Like any event, it is important to invite people and give them sufficient notice, an invitation and an agenda for the day. A free tool which may be used is eventbrite.ie.
Part of creating a hospitable atmosphere is being made to feel welcome. Either the facilitator or the timekeeper (or both) should meet and greet each person as they arrive at the venue. The approach should be similar to the way that people are welcomed when arriving at a restaurant or eatery. It is optional to invite guests to sign in upon arrival. A short introduction should be made which gives an overview of the knowledge café and how it works. An ice-breaker exercise is also a good way to get people to know each other and feel engaged. For example you could ask everyone to find the person that they know least in the room and share with them what each of you would like to gain from the day.
CREATE A HOSPITABLE SPACE
It is important that the room you are using has the feel of a cafe. It needs to be welcoming and casual. One idea is to get paper tablecloths in plain colours – white, pink, blue – whatever is available. Markers should be put in colourful cups on each table. People should be encouraged to doodle, draw and capture thoughts on the paper tablecloths during the event. The worldcafe website has a variety of table etiquette cards which may be printed out and laminated and left on each table. Fresh flowers on each table is a nice touch too.
Townhall feedback/Knowledge Harvest
When each of the tables have discussed all menu items and the cafe has come to an end, the facilitator calls upon each table host/hostess to stand at the front or back of the room and give feedback on the conversations that took place at the table. This allows for harvesting of knowledge into themes or common occurrences of viewpoints.

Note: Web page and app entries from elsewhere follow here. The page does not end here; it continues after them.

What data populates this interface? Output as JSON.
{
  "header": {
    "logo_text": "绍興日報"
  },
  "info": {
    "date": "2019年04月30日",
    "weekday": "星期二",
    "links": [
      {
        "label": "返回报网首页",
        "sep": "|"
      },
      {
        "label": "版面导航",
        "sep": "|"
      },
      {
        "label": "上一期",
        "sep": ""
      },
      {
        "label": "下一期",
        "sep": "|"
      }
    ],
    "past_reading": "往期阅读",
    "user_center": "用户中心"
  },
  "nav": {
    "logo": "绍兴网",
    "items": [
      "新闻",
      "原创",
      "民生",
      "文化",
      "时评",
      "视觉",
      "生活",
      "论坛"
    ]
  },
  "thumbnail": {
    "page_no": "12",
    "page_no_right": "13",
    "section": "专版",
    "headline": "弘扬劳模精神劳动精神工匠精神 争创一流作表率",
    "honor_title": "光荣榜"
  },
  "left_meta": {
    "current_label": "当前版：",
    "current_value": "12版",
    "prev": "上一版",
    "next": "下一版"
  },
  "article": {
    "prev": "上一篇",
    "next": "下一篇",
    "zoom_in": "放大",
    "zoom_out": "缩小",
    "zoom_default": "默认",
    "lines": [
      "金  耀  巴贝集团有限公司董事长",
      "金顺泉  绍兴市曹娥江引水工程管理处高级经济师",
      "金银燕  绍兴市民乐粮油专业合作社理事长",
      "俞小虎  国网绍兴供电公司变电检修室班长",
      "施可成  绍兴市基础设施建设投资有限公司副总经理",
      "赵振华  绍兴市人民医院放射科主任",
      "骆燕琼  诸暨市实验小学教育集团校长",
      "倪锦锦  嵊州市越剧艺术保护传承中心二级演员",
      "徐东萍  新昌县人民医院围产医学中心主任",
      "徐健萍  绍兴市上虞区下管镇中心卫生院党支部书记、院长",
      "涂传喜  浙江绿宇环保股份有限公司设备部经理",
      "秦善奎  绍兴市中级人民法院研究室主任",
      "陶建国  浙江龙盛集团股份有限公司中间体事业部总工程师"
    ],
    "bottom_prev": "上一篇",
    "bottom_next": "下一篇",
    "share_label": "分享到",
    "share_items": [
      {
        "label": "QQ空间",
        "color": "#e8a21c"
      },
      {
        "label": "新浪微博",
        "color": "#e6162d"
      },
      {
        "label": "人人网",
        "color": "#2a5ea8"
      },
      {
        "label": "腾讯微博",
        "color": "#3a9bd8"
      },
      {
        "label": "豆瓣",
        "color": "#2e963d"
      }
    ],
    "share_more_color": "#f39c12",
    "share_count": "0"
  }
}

It is worth handing out a simple, one page evaluation form for each attendee. You can use this to see what worked well, what could work better and any other insights into the day. It will help with planning for future events.